We have Data at Rest, Data in Transit, and Data in Use. Data in Use has been covered pretty well by Data Architecture and Data Governance teams. Data Architects design databases, which are one of the main storage mechanisms, and tools like ER/Studio can categorise them against business glossaries and feed the models into Data Governance tools like Collibra. But Data in Transit and Data in Process, the data used within applications, is often overlooked. Often we have a large team of developers building applications and application messaging systems such as Enterprise Server Bus or Middleware layers outside of the core data architecture. Wouldn’t it be great to have a common data ecosystem with Data Governance, Data Architecture, Data Analytics, Application Integration, and Application Designers all working together?
So what do we need to do?
In order to manage and govern our data, we need a model of three parts
- A Business Glossary
- List of Business Terms describing pieces of information important to the business, Each Term will have an accepted definition, useful classifications like sensitivity, is it personal data, and importance, along with any policies and rules around this data. This model is usually built and managed by business folks including Subject Matter Experts and business owners.
- An Enterprise Data Model
- A structured model of the important and common information entities of the organization perhaps with a high level Conceptual Model and a more detailed Logical Model that is structured to Third Normal Form and can be used to design data assets. A model of the information of the organization, independent of implementation, that can be used to design and document data assets.
- A Technical Data Dictionary
- A catalog of data assets with a model containing the technical metadata representing the schema or structure of these assets such as Table and Column, or Field names and datatypes. These are closely aligned to the implementation of the data in the technology of the asset.
The picture above shows all of these models joined together. This allows us to navigate the model to help:
- Understand what a piece of data in a data asset means and what rules apply to it
- Understand in which data assets a piece of information is stored, transported, or used
- Allow us to design data assets quickly and using standardized structures and formats
- Minimize the risk to the organization by ensuring that sensitive, personal and valuable data is protected and used appropriately
- Gives us quicker access to the right data when we want to ask questions, or use data
Seems simple doesn’t it? Data Stewards in the Data Governance team will already have a Business Glossary and a catalog of data assets, although usually databases. Data Architects usually already have an Enterprise Data Model and models of data assets stored in databases; Data At Rest. But what about Data in Transit and Data in Process?
ER/Studio Data Architect now allows you to use a standard logical data model and, with a little extra markup, repeatably generate hierarchical data structures such as those in JSON, MongoDB and Google BigQuery that includes denormalization patterns.
Likewise, when reverse engineering a hierarchical data structure can generate a relational logical data model identifying repeated common entities.
Consider the following logical data model diagram.
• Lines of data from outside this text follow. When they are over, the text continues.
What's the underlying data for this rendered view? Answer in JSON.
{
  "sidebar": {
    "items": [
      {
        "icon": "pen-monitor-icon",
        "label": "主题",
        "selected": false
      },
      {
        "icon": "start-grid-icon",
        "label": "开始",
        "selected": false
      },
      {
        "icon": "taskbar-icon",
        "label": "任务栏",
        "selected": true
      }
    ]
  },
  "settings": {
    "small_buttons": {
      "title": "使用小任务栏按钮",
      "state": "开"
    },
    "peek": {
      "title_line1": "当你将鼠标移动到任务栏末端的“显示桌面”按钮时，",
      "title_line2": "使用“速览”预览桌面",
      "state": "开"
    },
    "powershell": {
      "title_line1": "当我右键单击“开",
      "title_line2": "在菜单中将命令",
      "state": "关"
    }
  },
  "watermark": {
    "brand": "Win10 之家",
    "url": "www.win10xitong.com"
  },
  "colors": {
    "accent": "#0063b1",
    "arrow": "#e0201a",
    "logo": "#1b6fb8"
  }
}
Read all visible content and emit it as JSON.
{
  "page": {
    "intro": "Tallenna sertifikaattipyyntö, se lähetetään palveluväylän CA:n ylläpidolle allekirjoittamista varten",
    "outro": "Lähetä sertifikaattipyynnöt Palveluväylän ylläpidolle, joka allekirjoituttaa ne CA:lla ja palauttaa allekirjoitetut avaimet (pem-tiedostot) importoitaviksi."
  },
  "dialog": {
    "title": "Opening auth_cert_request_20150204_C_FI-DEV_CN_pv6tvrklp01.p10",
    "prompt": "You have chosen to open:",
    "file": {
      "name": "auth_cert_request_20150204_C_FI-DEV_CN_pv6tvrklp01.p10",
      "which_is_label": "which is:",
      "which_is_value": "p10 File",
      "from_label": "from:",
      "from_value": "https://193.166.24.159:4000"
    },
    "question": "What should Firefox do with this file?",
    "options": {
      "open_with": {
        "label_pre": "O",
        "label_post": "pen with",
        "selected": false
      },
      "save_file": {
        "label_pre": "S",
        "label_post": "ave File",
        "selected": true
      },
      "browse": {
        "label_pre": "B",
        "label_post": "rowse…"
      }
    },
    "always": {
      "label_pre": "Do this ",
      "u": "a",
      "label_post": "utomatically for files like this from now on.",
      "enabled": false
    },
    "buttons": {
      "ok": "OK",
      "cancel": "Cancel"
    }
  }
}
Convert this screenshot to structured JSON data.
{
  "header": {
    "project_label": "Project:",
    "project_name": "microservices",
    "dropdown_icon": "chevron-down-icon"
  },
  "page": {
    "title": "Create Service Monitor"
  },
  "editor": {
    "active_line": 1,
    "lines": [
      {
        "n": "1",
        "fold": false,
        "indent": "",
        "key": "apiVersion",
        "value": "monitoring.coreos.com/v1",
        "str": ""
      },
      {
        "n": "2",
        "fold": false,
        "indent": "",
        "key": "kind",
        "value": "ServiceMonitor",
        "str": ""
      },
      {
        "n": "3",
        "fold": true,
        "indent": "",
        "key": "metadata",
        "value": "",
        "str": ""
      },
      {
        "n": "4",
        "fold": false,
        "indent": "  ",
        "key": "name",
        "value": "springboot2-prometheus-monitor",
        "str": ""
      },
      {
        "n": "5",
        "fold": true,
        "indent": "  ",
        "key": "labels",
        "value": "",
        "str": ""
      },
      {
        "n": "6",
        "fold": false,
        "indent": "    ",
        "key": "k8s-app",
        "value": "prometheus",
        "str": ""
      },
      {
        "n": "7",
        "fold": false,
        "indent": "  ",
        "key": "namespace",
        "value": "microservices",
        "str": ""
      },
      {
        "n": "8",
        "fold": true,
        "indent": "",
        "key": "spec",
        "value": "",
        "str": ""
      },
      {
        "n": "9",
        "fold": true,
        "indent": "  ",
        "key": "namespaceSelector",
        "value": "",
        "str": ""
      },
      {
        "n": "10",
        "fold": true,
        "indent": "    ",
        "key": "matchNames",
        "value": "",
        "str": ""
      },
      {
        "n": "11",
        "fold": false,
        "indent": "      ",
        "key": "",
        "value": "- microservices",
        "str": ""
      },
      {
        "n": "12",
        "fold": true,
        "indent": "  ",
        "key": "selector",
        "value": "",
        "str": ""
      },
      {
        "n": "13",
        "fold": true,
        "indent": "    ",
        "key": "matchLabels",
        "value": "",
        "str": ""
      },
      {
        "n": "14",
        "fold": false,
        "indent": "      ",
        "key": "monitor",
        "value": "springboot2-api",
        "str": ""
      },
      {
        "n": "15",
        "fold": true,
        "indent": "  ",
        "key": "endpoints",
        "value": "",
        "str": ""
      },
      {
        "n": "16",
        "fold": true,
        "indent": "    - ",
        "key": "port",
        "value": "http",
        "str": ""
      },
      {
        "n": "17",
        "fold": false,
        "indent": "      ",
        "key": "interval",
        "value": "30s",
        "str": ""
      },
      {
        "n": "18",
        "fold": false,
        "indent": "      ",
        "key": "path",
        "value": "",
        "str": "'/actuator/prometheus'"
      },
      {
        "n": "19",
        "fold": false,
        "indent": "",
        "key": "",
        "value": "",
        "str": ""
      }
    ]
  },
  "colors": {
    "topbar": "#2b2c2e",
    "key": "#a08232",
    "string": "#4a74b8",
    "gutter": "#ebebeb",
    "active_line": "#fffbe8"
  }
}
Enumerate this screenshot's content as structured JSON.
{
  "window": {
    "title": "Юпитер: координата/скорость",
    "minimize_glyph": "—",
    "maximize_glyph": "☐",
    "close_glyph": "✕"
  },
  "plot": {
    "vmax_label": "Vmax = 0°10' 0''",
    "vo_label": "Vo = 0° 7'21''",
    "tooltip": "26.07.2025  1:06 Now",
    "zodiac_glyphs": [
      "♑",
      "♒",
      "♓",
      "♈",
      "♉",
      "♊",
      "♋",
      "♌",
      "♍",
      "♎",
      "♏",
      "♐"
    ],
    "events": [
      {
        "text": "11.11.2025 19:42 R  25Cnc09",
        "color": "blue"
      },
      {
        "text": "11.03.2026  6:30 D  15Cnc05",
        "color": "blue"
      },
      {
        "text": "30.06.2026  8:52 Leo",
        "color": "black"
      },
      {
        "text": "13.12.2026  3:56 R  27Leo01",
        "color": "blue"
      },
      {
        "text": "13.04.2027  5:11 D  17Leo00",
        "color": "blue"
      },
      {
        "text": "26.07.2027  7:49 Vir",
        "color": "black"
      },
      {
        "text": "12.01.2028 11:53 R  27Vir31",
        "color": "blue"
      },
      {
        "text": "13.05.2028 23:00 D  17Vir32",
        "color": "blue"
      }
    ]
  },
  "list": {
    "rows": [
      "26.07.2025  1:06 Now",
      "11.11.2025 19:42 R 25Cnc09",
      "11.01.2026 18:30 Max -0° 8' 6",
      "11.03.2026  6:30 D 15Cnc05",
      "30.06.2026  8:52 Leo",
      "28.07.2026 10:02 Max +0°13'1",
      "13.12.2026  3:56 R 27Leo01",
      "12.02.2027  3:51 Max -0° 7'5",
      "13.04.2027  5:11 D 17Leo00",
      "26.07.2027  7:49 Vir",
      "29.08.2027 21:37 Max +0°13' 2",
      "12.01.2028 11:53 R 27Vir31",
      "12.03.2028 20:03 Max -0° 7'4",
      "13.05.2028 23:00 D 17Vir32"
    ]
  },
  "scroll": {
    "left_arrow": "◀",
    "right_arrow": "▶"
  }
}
We have books containing containing chapters containing sections. We have libraries and patrons that can checkout those books. Publishers, libraries and patrons all have an address.
This is a typical logical data model expressed as an Entity Relation Diagram expressed in Third Normal Form (3NF). From this we can generate a physical model for most popular database products in ER/Studio.
In a hierarchical model such as MongoDB, Google BigQuery or JSON we can nest objects inside others. For instance we could have a JSON array of book objects and each one contains a field containing an array of chapters which in turn contain an array of sections.
We may also want to consider denormalization for performance. We may want Google BigQuery tables or MongoDB collections of publishers, libraries, and patrons. In each of these we may want potentially repeated data for its address. We may want to decide whether the checkout exists as a substructure of a book, checkout, or library or maybe all three.
In ER/Studio we have a new feature where we can add to relationship lines whether the relationship will be ‘containing’ and the direction of containment. For instance, the identifying relationship between book and chapter will be containing with book containing chapter. But the non-identifying relationship between publisher and address will also be containing but in the opposite direction to the relationship.
When we generate the physical model we utilise these containment properties to decide how we create the hierarchical model, which objects are contained in which and the denormalization. The model above will repeatably generate a MongoDB physical model in ER/Studio as follows:
If we want different containment for our plain JSON model we could change the containment flags and regenerate or use Compare/merge to propagate the differences. Or just add new contaminant lines direct into the physical model, and maybe update the logical later again using Compare/merge.
As usual once you have designed your physical data model you can generate the schema for your data asset. For JSON you can output an JSON instance file or a JSON Schema file.
So from a single Logical Data Model you can generate a relational database and/or a hierarchical structure supporting polyglot persistence.
The initial logical data model could be a fragment of the Enterprise Logical Data model acting as a canonical model for your JSON messaging infrastructure. Like with any model you can tie this to Business Terms and publish to your Data Governance tool.
ER/Studio makes the creation of hierarchical structures so much easier, quicker and traceable back to the enterprise data architecture. Your development team can leverage the knowledge base of the data architecture team and rapidly produced well documented structures within a Governance framework.